Search the data for the string "cards" and extract every line where it appears.

....

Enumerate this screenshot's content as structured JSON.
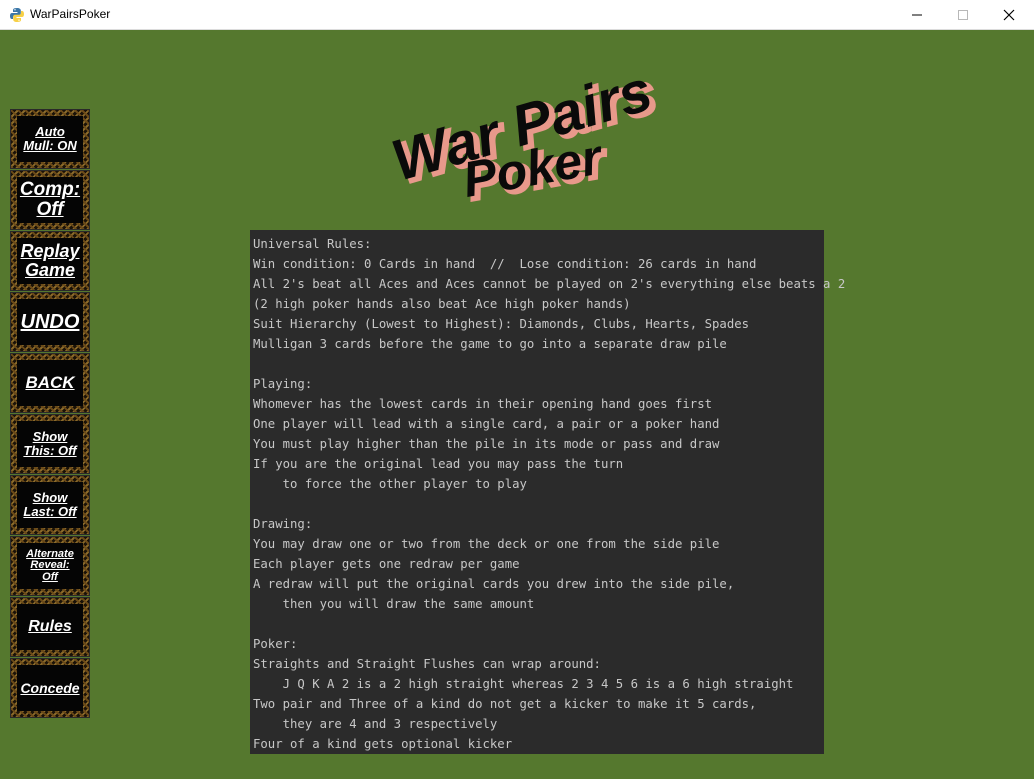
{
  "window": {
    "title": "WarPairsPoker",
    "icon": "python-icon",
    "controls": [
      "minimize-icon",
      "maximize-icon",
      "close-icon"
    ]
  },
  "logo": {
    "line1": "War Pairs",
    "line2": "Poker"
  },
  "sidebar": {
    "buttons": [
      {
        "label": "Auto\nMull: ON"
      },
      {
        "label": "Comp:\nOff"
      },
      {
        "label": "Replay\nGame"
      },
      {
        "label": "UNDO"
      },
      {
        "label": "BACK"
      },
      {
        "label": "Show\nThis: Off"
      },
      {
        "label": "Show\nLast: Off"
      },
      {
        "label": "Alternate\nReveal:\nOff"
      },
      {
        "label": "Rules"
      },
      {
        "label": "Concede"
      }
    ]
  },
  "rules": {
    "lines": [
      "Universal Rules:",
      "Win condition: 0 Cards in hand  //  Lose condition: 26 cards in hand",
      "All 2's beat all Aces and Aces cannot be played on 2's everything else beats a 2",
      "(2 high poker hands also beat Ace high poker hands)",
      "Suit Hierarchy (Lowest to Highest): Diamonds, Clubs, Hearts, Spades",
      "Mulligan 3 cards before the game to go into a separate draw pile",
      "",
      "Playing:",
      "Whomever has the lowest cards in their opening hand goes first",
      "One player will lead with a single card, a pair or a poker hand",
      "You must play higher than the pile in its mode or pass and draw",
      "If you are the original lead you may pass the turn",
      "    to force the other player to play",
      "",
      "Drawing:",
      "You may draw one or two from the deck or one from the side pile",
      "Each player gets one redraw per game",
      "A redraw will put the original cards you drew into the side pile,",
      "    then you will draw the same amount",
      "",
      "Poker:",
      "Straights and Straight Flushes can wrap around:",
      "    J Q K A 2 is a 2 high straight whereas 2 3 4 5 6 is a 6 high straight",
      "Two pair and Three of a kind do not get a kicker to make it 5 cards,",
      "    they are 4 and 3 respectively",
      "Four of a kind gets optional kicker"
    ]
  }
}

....

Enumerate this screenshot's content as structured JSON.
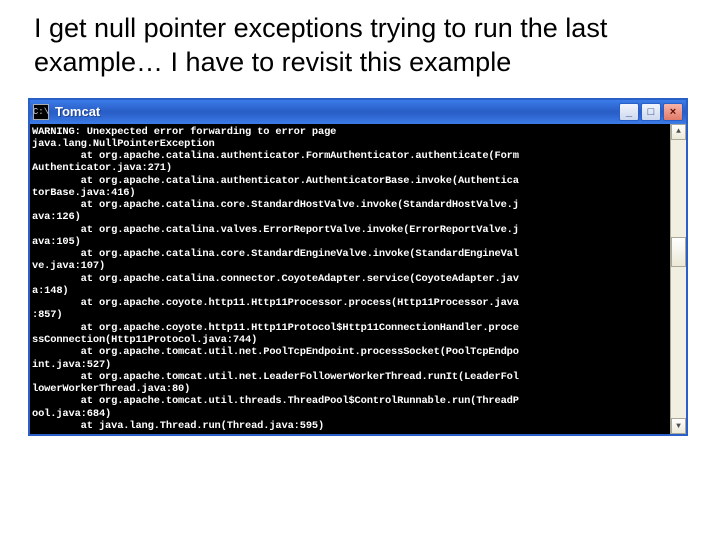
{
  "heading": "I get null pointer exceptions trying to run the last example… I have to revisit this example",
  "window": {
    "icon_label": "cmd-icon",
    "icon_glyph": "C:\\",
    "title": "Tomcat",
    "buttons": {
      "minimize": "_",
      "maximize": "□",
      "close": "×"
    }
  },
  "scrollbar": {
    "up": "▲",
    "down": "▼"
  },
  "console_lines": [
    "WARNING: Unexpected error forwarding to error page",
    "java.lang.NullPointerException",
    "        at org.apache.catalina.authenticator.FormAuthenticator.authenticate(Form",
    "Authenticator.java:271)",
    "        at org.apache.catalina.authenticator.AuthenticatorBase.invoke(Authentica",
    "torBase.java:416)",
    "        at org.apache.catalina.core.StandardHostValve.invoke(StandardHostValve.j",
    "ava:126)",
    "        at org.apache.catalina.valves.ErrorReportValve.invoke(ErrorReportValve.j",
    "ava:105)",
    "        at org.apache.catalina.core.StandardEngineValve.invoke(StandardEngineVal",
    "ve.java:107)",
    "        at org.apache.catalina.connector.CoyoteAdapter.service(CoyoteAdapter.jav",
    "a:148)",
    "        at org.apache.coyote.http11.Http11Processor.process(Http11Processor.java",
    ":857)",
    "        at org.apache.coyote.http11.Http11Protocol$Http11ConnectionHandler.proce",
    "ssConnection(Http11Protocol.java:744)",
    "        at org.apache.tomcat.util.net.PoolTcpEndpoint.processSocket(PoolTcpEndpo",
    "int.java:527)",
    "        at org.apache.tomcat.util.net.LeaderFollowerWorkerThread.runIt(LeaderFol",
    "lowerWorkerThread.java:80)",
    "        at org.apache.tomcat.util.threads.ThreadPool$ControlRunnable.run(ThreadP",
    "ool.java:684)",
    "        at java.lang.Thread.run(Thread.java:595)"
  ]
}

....

Answer for this exercise:
      "Win condition: 0 Cards in hand  //  Lose condition: 26 cards in hand",
      "Mulligan 3 cards before the game to go into a separate draw pile",
      "Whomever has the lowest cards in their opening hand goes first",
      "A redraw will put the original cards you drew into the side pile,",
      "Two pair and Three of a kind do not get a kicker to make it 5 cards,",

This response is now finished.